Imprimé depuis le site Archives du Formindep / publié le Tuesday 26 April 2011

Independence and evidence-based medicine

Evidence of overdiagnosis due to screening for prostate cancer

The publication of a study on the consequences of 20 years of screening for prostate cancer does not clearly present the key result: there were slightly more deaths from cancer of the prostate in the invited group than in the group not invited screening and excess diagnostic evidence in the screened group gives arguments against screening. The overdiagnosis - excess diagnoses - result in unnecessary and dangerous overtreatment . An evidence-based medicine is based on discernment and independence from any misleading influence.

The paper "Randomised prostate cancer screening trial: 20 year follow -up" by Gabriel [1] suggested that the chances of death over 20 years are 35% for those assigned to screening and 45% among those not randomly chosen to get a screening invitation. In a randomised population RCT, death due to prostate cancer should be the most significant outcome variable. But the paper uses "prostate cancer specific mortality", that is occurrence of death among cases, or in other terms, case fatality rate.

As public health researchers and general practitioners, we asked if the probability of death from prostate cancer was significantly lower in the group randomly selected for screening. The data available in the publication suggests that it was not. Among 1494 men invited to screening, 30 (2.0 %) died from prostate cancer. Among 7532 men not invited to screening, 130 (1.7 %) died from prostate cancer. These observed proportions of death from prostate cancer are not given in the paper and they clearly do not differ at the p<.05>] JNCI 2002;94(13):981-990]]. The expected number of overdiagnosed cases in the invited group amounts to 1.8 % of 1494 or 27 cases. The good new for the control group is that 137 men (1.8 % of 7532) escaped overdiagnosis because they were not invited to screening.

Overdiagnosis does not favour patient’s health: it is associated with overtreatment. It does not favour sound research either. It gives the illusion of favourable prognosis: overdiagnosed cases do not die from the disease. Survival analysis that is limited to diagnosed cases is confusing because it is influenced by overdiagnosis. A comparison between cases only should first remove about 27 overdiagnosed cases in excess who did not die from prostate cancer within the group invited to screening.

Survival analysis given in Figure 2 and 3 of the paper shows an illusionary improved prognosis among cases in the intervention versus control group because it does not compare equivalent cases. Each overdiagnosed case contributes to the illusion of increased survival. Figure 4 of the paper gives cumulative rates of prostate cancer specific mortality, that is the risk of death due to prostate cancer among cases only. Instead, the paper would have been more informative if it reported mortality due to prostate cancer in each whole group obtained after random allocation. Such a comparison of the cumulative risk of dying from prostate cancer between intervention and control groups would give a result independent of overdiagnosis. It would serve evidence-based medicine requiring distinction and independence of any misleading influence [2].

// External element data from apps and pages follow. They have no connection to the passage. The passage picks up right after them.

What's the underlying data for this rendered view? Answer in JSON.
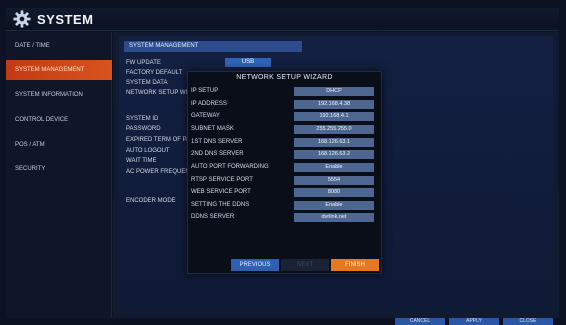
{
  "window": {
    "title": "SYSTEM"
  },
  "sidebar": {
    "items": [
      {
        "label": "DATE / TIME",
        "active": false
      },
      {
        "label": "SYSTEM MANAGEMENT",
        "active": true
      },
      {
        "label": "SYSTEM INFORMATION",
        "active": false
      },
      {
        "label": "CONTROL DEVICE",
        "active": false
      },
      {
        "label": "POS / ATM",
        "active": false
      },
      {
        "label": "SECURITY",
        "active": false
      }
    ]
  },
  "main": {
    "section_title": "SYSTEM MANAGEMENT",
    "fw_update_button": "USB",
    "settings": [
      "FW UPDATE",
      "FACTORY DEFAULT",
      "SYSTEM DATA",
      "NETWORK SETUP WIZARD",
      "SYSTEM ID",
      "PASSWORD",
      "EXPIRED TERM OF PASSW",
      "AUTO LOGOUT",
      "WAIT TIME",
      "AC POWER FREQUENCY",
      "ENCODER MODE"
    ]
  },
  "dialog": {
    "title": "NETWORK SETUP WIZARD",
    "fields": [
      {
        "label": "IP SETUP",
        "value": "DHCP"
      },
      {
        "label": "IP ADDRESS",
        "value": "192.168.4.38"
      },
      {
        "label": "GATEWAY",
        "value": "192.168.4.1"
      },
      {
        "label": "SUBNET MASK",
        "value": "255.255.255.0"
      },
      {
        "label": "1ST DNS SERVER",
        "value": "168.126.63.1"
      },
      {
        "label": "2ND DNS SERVER",
        "value": "168.126.63.2"
      },
      {
        "label": "AUTO PORT FORWARDING",
        "value": "Enable"
      },
      {
        "label": "RTSP SERVICE PORT",
        "value": "5554"
      },
      {
        "label": "WEB SERVICE PORT",
        "value": "8080"
      },
      {
        "label": "SETTING THE DDNS",
        "value": "Enable"
      },
      {
        "label": "DDNS SERVER",
        "value": "dvrlink.net"
      }
    ],
    "buttons": {
      "previous": "PREVIOUS",
      "next": "NEXT",
      "finish": "FINISH"
    }
  },
  "footer": {
    "cancel": "CANCEL",
    "apply": "APPLY",
    "close": "CLOSE"
  },
  "colors": {
    "accent": "#d9531e",
    "primary": "#2e63b8",
    "finish": "#e8781f",
    "field": "#4e6791"
  }
}
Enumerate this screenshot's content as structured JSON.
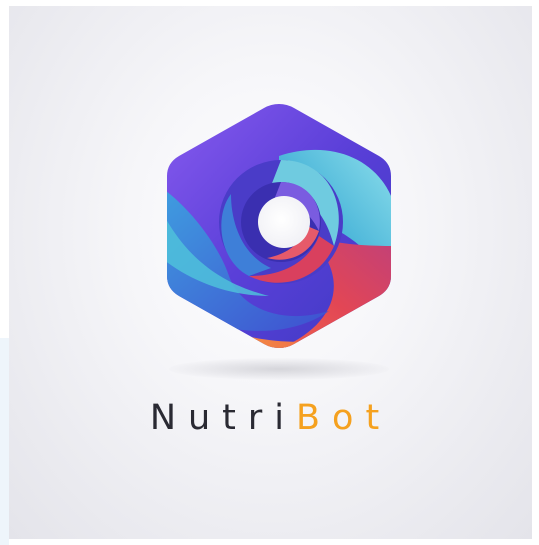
{
  "brand": {
    "name_part_1": "Nutri",
    "name_part_2": "Bot",
    "colors": {
      "text_dark": "#2a2a33",
      "accent_orange": "#f5a11f",
      "purple": "#6a3fd0",
      "blue": "#3f6fe0",
      "teal": "#4fc1da",
      "red": "#e0405a",
      "orange": "#f39a3a"
    }
  },
  "logo": {
    "icon": "hexagon-swirl-icon"
  }
}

Conflict of interest in prostate cancer care: none declared

Post Scriptum :

authors: Bernard Junod researcher, Robert M. Kaplan Professor, Philippe Foucras, D. Dupagne, P. Nicot

[1Sandblom et al. Sandblom G, Varenhorst E, Rosell J, Löfman O, Carlsson P. Randomised prostate cancer screening trial: 20 year follow-up